Recognizing the intricacies of each method ensures that I am not just eradicating pests but also fostering a safe and thriving environment for my orchids.
Moreover, the integration of natural predators into this regimen underscores a sustainable direction in pest control, one that aligns with nature’s own mechanisms.
To prevent scale pest recurrence, my commitment doesn’t waver. It’s through a dedicated practice of refining and adapting these methods that I can uphold a lush and vibrant orchid collection.
Keeping abreast of the latest developments in scale management and continuously applying those insights reinforces the invaluable lessons learned throughout my orchid-care journey.
What are the most common species of orchid scale insects?
The most common species of orchid scale insects include the soft brown scale (Coccus hesperidium) and the Boisduval scale (Diaspis boisduvalii). Armored scales are less commonly seen but can also affect orchids.

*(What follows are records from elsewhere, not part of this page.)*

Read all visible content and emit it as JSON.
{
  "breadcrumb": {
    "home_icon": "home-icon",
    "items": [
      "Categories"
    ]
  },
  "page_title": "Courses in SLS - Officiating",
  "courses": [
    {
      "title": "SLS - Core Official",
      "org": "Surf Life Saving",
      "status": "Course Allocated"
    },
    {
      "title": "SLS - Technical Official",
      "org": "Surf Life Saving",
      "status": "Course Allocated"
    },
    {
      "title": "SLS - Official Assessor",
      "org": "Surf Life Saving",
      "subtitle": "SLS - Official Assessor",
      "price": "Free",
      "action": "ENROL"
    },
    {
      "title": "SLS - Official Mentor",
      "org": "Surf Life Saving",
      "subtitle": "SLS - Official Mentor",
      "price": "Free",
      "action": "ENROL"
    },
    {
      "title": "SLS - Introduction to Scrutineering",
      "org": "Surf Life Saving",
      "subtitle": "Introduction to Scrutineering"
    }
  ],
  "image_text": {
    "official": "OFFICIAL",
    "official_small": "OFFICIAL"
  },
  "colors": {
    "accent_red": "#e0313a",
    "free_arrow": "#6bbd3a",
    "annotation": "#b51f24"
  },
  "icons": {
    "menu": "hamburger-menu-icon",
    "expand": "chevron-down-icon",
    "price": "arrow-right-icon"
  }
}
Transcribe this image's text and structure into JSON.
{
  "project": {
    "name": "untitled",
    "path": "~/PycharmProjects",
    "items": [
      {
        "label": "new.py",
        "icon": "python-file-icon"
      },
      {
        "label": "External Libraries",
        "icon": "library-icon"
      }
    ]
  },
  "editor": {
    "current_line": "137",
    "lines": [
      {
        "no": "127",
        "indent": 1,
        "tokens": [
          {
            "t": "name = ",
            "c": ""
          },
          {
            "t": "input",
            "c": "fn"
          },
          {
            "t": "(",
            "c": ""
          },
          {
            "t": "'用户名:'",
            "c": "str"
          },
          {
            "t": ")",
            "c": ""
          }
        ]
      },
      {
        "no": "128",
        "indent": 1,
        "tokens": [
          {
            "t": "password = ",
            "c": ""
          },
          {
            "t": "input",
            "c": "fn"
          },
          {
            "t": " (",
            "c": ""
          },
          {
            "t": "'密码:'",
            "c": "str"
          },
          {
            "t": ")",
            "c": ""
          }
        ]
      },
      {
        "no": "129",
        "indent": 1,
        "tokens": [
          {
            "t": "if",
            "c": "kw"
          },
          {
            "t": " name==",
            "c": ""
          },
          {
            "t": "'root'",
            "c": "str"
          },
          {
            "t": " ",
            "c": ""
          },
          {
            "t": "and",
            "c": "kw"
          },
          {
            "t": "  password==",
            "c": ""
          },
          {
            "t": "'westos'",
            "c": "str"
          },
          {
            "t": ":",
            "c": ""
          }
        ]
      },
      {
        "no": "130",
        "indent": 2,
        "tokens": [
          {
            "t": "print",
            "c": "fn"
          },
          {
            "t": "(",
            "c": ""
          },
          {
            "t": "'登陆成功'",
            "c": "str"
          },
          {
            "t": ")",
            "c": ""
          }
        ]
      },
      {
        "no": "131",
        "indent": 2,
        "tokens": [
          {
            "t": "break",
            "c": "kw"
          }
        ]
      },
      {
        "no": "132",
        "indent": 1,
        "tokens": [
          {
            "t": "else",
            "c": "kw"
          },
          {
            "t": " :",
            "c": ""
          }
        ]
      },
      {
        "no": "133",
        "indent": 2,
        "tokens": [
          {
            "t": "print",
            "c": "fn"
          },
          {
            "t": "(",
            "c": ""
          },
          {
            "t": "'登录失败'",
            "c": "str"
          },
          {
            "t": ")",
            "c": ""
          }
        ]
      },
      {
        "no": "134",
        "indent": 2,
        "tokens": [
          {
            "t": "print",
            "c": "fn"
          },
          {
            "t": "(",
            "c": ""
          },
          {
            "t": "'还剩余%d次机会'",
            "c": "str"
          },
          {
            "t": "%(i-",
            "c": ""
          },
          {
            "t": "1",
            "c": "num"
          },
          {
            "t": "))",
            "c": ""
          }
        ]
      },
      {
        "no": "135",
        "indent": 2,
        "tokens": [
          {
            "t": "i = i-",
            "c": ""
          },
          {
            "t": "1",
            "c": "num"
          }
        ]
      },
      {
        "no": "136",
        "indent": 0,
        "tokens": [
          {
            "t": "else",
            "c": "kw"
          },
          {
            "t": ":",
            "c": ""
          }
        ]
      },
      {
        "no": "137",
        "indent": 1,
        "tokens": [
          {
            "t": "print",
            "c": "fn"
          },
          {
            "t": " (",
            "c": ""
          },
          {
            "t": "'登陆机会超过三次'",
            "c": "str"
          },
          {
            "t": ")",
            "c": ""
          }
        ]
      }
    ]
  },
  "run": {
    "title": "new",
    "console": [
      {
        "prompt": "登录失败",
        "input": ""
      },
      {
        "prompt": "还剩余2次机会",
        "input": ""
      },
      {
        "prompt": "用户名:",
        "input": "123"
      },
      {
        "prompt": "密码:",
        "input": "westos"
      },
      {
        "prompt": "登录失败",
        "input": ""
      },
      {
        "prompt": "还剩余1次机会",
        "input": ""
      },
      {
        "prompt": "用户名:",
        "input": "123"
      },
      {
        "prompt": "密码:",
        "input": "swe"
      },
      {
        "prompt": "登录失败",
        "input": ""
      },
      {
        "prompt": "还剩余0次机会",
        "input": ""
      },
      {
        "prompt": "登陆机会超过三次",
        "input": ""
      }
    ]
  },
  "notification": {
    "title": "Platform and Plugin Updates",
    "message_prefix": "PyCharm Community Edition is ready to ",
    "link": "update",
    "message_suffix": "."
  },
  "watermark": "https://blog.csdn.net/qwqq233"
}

What are the visible signs of orchid scale infestation?
Signs of scale infestation on orchids include discolored, sticky, or damaged leaves, stems, and roots. You may also notice the presence of the scale insects themselves, which appear as small bumps or cottony masses on the plants.
How do I know if my orchid is affected by soft brown scale or Boisduval scale?
You can identify an infestation by examining your orchid for soft brown or light-colored rounded scales on the plant. Boisduval scales may have a cotton-like appearance, which can sometimes be mistaken for mealybugs.
How can environmental conditions affect the lifecycle of scale insects?
Environmental conditions such as temperature and humidity can significantly impact the duration of a scale insect’s lifecycle. Indoor conditions and greenhouses can create an environment that accelerates the insect’s development, leading to more frequent reproduction cycles.
What preventative strategies can I use to protect my orchids from scale insects?
You can protect your orchids by inspecting new plants thoroughly before adding them to your collection, isolating affected plants, maintaining proper spacing between plants to prevent contact, and introducing natural predators if you are growing orchids outdoors.
Are there non-chemical treatments for managing orchid scale?
Yes, non-chemical treatments include using isopropyl alcohol applied with a cotton swab or soft brush to remove the scales, as well as introducing natural predators like ladybugs and parasitic wasps.
What should I consider when selecting insecticides for my orchids?
When choosing insecticides, select products that are safe for use on orchids, such as Orthene or Malathion, and always follow the label’s instructions carefully. Consider the sensitivity of your orchids to chemical agents and the potential for pests to develop resistance.
How do I safely apply insecticides to my orchids?
To safely apply insecticides to your orchids, you should use them in a well-ventilated area, or alternatively, enclose the treated plant in a large plastic bag to contain the spray. Always wear protective gloves and a mask to avoid inhalation.
Can I use horticultural oils to treat orchid scales, and how?
Yes, horticultural oils can be an effective treatment against orchid scales. Mix the oil with water and a plant-safe detergent for application, ensuring full coverage to smother the scale insects. Avoid applying on hot days or in direct sunlight to prevent plant damage.
How does biological control work in combating orchid scale insects?
Biological control involves the use of natural predators like ladybugs and parasitic wasps, which prey on scale insects or their eggs. Encouraging these beneficial predators in your orchid growing environment helps naturally reduce scale populations.
What are the key factors to an effective orchid scale management strategy?
An effective management strategy involves early detection, prevention through isolation and inspection, suitable treatments, and encouraging natural predators. A combination of these measures, both chemical and non-chemical, forms a comprehensive approach to keeping orchids healthy and free from scales.